**Problem description:**
The expected answer comprises all lines from the entries that contain the string "required".

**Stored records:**
>>>>
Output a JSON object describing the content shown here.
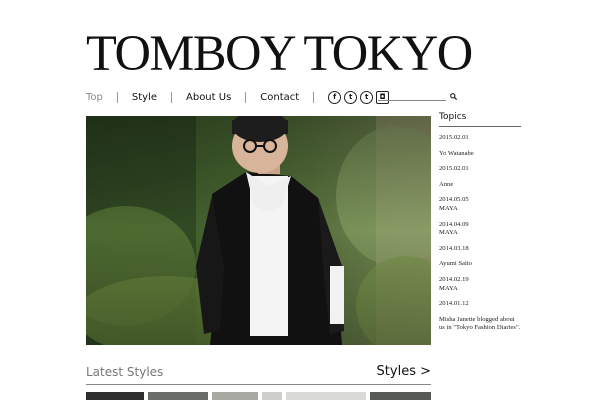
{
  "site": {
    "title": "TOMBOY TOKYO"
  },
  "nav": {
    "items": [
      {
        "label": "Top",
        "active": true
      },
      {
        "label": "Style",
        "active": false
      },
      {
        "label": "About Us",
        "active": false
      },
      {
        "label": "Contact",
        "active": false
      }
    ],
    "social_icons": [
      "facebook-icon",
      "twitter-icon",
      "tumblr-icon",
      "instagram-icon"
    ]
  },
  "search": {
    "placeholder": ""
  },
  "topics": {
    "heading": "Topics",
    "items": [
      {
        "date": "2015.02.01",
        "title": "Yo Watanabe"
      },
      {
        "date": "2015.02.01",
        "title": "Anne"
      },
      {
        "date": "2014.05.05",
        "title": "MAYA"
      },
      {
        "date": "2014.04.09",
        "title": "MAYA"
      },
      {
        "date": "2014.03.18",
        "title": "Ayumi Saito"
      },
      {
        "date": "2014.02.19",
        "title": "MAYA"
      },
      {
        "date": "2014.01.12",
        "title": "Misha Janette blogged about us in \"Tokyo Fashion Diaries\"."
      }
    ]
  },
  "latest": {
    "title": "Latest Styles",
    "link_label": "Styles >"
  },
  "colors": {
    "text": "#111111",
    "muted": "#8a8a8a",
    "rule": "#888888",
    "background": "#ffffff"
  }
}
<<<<
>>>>
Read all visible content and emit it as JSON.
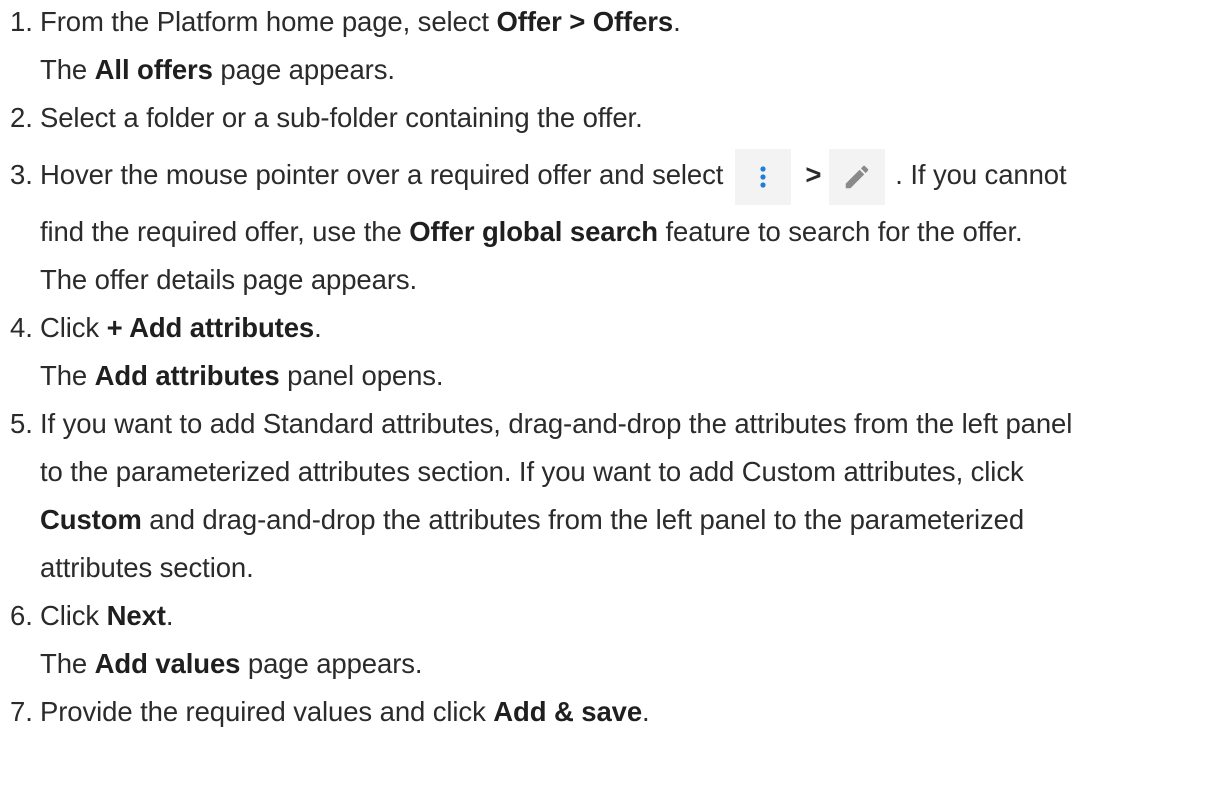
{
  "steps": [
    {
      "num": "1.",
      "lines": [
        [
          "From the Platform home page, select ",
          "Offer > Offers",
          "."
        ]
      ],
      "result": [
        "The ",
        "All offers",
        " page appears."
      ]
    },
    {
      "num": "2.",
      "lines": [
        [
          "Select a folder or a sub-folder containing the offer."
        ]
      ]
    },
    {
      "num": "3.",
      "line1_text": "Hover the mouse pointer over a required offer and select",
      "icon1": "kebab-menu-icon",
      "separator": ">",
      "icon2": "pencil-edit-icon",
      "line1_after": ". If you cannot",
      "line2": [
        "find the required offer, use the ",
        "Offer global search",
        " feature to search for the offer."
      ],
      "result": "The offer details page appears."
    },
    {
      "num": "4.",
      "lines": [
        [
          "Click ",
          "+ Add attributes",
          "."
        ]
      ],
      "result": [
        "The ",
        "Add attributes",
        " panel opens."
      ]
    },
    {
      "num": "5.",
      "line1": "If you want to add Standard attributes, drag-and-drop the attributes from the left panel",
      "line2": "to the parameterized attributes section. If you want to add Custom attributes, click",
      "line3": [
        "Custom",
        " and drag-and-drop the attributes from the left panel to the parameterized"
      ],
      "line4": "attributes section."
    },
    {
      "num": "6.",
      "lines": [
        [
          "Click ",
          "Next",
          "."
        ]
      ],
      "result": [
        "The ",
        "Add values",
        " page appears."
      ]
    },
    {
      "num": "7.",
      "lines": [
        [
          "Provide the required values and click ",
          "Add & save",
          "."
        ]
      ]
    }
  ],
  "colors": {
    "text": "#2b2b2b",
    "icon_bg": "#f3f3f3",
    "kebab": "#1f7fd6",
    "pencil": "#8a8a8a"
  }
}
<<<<
**Solution to this exercise:**
      "line1_text": "Hover the mouse pointer over a required offer and select",
        "find the required offer, use the ",
          "Provide the required values and click ",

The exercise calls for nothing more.